YOUR GOAL
An exact copy of each record is required.
-- SUPPLIED RECORDS follows --
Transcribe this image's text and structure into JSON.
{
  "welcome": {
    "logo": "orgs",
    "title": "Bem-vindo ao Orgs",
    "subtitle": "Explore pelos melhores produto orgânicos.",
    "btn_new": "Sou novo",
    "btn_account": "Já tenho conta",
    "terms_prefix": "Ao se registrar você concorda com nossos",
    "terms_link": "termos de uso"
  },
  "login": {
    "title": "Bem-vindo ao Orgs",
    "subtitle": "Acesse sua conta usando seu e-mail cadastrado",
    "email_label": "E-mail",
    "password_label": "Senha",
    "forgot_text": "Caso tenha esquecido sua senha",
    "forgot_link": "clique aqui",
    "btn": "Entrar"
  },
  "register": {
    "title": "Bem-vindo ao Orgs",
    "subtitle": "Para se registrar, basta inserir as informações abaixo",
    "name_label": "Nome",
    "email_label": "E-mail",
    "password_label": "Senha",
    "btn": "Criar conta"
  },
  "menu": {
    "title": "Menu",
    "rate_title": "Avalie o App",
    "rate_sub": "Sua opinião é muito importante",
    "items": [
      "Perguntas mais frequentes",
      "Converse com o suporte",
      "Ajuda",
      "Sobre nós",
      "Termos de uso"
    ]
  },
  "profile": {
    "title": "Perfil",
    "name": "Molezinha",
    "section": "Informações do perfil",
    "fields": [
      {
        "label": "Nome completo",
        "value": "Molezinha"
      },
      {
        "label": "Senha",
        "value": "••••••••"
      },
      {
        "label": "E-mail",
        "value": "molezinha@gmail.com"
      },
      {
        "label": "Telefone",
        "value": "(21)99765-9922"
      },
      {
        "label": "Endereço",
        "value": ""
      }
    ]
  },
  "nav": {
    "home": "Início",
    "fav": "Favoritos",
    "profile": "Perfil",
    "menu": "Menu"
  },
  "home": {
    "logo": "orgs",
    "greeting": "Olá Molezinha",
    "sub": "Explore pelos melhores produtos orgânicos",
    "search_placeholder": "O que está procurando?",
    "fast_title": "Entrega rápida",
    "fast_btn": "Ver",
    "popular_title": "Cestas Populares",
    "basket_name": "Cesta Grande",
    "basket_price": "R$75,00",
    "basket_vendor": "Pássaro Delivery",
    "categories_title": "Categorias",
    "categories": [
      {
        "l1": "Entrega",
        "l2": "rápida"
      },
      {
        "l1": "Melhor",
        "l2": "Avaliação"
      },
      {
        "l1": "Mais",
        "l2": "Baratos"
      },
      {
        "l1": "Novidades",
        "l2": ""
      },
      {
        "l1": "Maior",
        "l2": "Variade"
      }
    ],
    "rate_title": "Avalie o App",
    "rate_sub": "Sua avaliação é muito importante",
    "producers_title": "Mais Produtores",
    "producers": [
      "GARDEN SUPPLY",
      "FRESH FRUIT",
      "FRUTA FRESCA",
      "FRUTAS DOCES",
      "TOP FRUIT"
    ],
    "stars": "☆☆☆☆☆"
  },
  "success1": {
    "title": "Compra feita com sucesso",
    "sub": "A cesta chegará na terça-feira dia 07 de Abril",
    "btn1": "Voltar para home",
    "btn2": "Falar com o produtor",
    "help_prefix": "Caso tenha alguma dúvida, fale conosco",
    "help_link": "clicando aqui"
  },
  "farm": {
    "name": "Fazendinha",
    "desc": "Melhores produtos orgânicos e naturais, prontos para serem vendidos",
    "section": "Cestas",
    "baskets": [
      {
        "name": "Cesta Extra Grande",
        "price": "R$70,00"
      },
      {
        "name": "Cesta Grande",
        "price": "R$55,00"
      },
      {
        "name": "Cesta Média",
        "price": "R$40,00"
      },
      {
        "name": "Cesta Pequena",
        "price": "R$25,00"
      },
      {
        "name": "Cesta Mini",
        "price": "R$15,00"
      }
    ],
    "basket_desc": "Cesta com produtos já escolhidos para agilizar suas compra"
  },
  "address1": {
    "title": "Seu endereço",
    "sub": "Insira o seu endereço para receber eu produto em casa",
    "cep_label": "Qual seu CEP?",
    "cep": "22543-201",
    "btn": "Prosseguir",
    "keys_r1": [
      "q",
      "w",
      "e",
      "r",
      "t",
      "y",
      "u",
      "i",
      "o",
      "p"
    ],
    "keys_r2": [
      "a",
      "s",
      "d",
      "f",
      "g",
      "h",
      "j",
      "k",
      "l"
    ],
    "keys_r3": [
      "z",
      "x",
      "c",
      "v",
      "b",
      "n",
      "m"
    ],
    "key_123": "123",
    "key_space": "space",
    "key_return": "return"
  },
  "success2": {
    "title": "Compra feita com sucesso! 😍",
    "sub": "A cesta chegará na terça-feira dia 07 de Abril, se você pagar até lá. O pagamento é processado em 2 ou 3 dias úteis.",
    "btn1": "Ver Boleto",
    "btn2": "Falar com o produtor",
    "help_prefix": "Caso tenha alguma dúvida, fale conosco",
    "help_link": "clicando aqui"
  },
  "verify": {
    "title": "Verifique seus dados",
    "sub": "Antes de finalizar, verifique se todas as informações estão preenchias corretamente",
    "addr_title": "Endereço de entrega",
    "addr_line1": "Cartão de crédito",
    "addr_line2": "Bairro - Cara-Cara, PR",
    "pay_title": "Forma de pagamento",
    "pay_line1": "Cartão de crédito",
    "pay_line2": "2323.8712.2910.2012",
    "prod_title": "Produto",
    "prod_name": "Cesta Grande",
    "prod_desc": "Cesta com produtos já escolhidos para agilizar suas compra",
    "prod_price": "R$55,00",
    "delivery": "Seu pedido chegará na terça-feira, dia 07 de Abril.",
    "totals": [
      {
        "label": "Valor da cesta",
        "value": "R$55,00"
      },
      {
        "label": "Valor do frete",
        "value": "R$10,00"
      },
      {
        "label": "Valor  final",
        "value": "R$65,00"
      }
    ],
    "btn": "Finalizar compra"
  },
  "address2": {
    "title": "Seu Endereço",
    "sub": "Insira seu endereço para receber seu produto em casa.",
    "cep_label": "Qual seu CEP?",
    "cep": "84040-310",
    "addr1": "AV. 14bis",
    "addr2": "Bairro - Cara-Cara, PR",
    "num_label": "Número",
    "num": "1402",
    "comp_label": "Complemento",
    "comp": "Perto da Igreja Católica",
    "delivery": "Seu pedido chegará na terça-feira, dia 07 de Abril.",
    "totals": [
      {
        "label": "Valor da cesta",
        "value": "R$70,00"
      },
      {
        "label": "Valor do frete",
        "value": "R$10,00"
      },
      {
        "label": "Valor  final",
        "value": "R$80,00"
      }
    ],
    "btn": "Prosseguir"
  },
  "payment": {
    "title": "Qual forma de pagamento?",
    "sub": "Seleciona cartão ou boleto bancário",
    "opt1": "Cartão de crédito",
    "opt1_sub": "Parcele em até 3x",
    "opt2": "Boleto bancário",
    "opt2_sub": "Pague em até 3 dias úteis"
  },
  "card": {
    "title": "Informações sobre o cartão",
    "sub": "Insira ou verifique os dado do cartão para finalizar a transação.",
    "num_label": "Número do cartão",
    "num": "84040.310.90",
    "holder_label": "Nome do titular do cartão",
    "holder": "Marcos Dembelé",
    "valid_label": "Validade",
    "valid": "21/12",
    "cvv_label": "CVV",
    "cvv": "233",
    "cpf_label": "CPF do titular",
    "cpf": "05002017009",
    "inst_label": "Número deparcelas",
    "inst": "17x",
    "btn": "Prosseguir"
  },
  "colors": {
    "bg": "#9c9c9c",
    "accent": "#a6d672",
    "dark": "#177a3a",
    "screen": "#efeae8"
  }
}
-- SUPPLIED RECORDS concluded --
PROBLEM SOLUTION
Transcribe this image's text and structure into JSON.
{
  "welcome": {
    "logo": "orgs",
    "title": "Bem-vindo ao Orgs",
    "subtitle": "Explore pelos melhores produto orgânicos.",
    "btn_new": "Sou novo",
    "btn_account": "Já tenho conta",
    "terms_prefix": "Ao se registrar você concorda com nossos",
    "terms_link": "termos de uso"
  },
  "login": {
    "title": "Bem-vindo ao Orgs",
    "subtitle": "Acesse sua conta usando seu e-mail cadastrado",
    "email_label": "E-mail",
    "password_label": "Senha",
    "forgot_text": "Caso tenha esquecido sua senha",
    "forgot_link": "clique aqui",
    "btn": "Entrar"
  },
  "register": {
    "title": "Bem-vindo ao Orgs",
    "subtitle": "Para se registrar, basta inserir as informações abaixo",
    "name_label": "Nome",
    "email_label": "E-mail",
    "password_label": "Senha",
    "btn": "Criar conta"
  },
  "menu": {
    "title": "Menu",
    "rate_title": "Avalie o App",
    "rate_sub": "Sua opinião é muito importante",
    "items": [
      "Perguntas mais frequentes",
      "Converse com o suporte",
      "Ajuda",
      "Sobre nós",
      "Termos de uso"
    ]
  },
  "profile": {
    "title": "Perfil",
    "name": "Molezinha",
    "section": "Informações do perfil",
    "fields": [
      {
        "label": "Nome completo",
        "value": "Molezinha"
      },
      {
        "label": "Senha",
        "value": "••••••••"
      },
      {
        "label": "E-mail",
        "value": "molezinha@gmail.com"
      },
      {
        "label": "Telefone",
        "value": "(21)99765-9922"
      },
      {
        "label": "Endereço",
        "value": ""
      }
    ]
  },
  "nav": {
    "home": "Início",
    "fav": "Favoritos",
    "profile": "Perfil",
    "menu": "Menu"
  },
  "home": {
    "logo": "orgs",
    "greeting": "Olá Molezinha",
    "sub": "Explore pelos melhores produtos orgânicos",
    "search_placeholder": "O que está procurando?",
    "fast_title": "Entrega rápida",
    "fast_btn": "Ver",
    "popular_title": "Cestas Populares",
    "basket_name": "Cesta Grande",
    "basket_price": "R$75,00",
    "basket_vendor": "Pássaro Delivery",
    "categories_title": "Categorias",
    "categories": [
      {
        "l1": "Entrega",
        "l2": "rápida"
      },
      {
        "l1": "Melhor",
        "l2": "Avaliação"
      },
      {
        "l1": "Mais",
        "l2": "Baratos"
      },
      {
        "l1": "Novidades",
        "l2": ""
      },
      {
        "l1": "Maior",
        "l2": "Variade"
      }
    ],
    "rate_title": "Avalie o App",
    "rate_sub": "Sua avaliação é muito importante",
    "producers_title": "Mais Produtores",
    "producers": [
      "GARDEN SUPPLY",
      "FRESH FRUIT",
      "FRUTA FRESCA",
      "FRUTAS DOCES",
      "TOP FRUIT"
    ],
    "stars": "☆☆☆☆☆"
  },
  "success1": {
    "title": "Compra feita com sucesso",
    "sub": "A cesta chegará na terça-feira dia 07 de Abril",
    "btn1": "Voltar para home",
    "btn2": "Falar com o produtor",
    "help_prefix": "Caso tenha alguma dúvida, fale conosco",
    "help_link": "clicando aqui"
  },
  "farm": {
    "name": "Fazendinha",
    "desc": "Melhores produtos orgânicos e naturais, prontos para serem vendidos",
    "section": "Cestas",
    "baskets": [
      {
        "name": "Cesta Extra Grande",
        "price": "R$70,00"
      },
      {
        "name": "Cesta Grande",
        "price": "R$55,00"
      },
      {
        "name": "Cesta Média",
        "price": "R$40,00"
      },
      {
        "name": "Cesta Pequena",
        "price": "R$25,00"
      },
      {
        "name": "Cesta Mini",
        "price": "R$15,00"
      }
    ],
    "basket_desc": "Cesta com produtos já escolhidos para agilizar suas compra"
  },
  "address1": {
    "title": "Seu endereço",
    "sub": "Insira o seu endereço para receber eu produto em casa",
    "cep_label": "Qual seu CEP?",
    "cep": "22543-201",
    "btn": "Prosseguir",
    "keys_r1": [
      "q",
      "w",
      "e",
      "r",
      "t",
      "y",
      "u",
      "i",
      "o",
      "p"
    ],
    "keys_r2": [
      "a",
      "s",
      "d",
      "f",
      "g",
      "h",
      "j",
      "k",
      "l"
    ],
    "keys_r3": [
      "z",
      "x",
      "c",
      "v",
      "b",
      "n",
      "m"
    ],
    "key_123": "123",
    "key_space": "space",
    "key_return": "return"
  },
  "success2": {
    "title": "Compra feita com sucesso! 😍",
    "sub": "A cesta chegará na terça-feira dia 07 de Abril, se você pagar até lá. O pagamento é processado em 2 ou 3 dias úteis.",
    "btn1": "Ver Boleto",
    "btn2": "Falar com o produtor",
    "help_prefix": "Caso tenha alguma dúvida, fale conosco",
    "help_link": "clicando aqui"
  },
  "verify": {
    "title": "Verifique seus dados",
    "sub": "Antes de finalizar, verifique se todas as informações estão preenchias corretamente",
    "addr_title": "Endereço de entrega",
    "addr_line1": "Cartão de crédito",
    "addr_line2": "Bairro - Cara-Cara, PR",
    "pay_title": "Forma de pagamento",
    "pay_line1": "Cartão de crédito",
    "pay_line2": "2323.8712.2910.2012",
    "prod_title": "Produto",
    "prod_name": "Cesta Grande",
    "prod_desc": "Cesta com produtos já escolhidos para agilizar suas compra",
    "prod_price": "R$55,00",
    "delivery": "Seu pedido chegará na terça-feira, dia 07 de Abril.",
    "totals": [
      {
        "label": "Valor da cesta",
        "value": "R$55,00"
      },
      {
        "label": "Valor do frete",
        "value": "R$10,00"
      },
      {
        "label": "Valor  final",
        "value": "R$65,00"
      }
    ],
    "btn": "Finalizar compra"
  },
  "address2": {
    "title": "Seu Endereço",
    "sub": "Insira seu endereço para receber seu produto em casa.",
    "cep_label": "Qual seu CEP?",
    "cep": "84040-310",
    "addr1": "AV. 14bis",
    "addr2": "Bairro - Cara-Cara, PR",
    "num_label": "Número",
    "num": "1402",
    "comp_label": "Complemento",
    "comp": "Perto da Igreja Católica",
    "delivery": "Seu pedido chegará na terça-feira, dia 07 de Abril.",
    "totals": [
      {
        "label": "Valor da cesta",
        "value": "R$70,00"
      },
      {
        "label": "Valor do frete",
        "value": "R$10,00"
      },
      {
        "label": "Valor  final",
        "value": "R$80,00"
      }
    ],
    "btn": "Prosseguir"
  },
  "payment": {
    "title": "Qual forma de pagamento?",
    "sub": "Seleciona cartão ou boleto bancário",
    "opt1": "Cartão de crédito",
    "opt1_sub": "Parcele em até 3x",
    "opt2": "Boleto bancário",
    "opt2_sub": "Pague em até 3 dias úteis"
  },
  "card": {
    "title": "Informações sobre o cartão",
    "sub": "Insira ou verifique os dado do cartão para finalizar a transação.",
    "num_label": "Número do cartão",
    "num": "84040.310.90",
    "holder_label": "Nome do titular do cartão",
    "holder": "Marcos Dembelé",
    "valid_label": "Validade",
    "valid": "21/12",
    "cvv_label": "CVV",
    "cvv": "233",
    "cpf_label": "CPF do titular",
    "cpf": "05002017009",
    "inst_label": "Número deparcelas",
    "inst": "17x",
    "btn": "Prosseguir"
  },
  "colors": {
    "bg": "#9c9c9c",
    "accent": "#a6d672",
    "dark": "#177a3a",
    "screen": "#efeae8"
  }
}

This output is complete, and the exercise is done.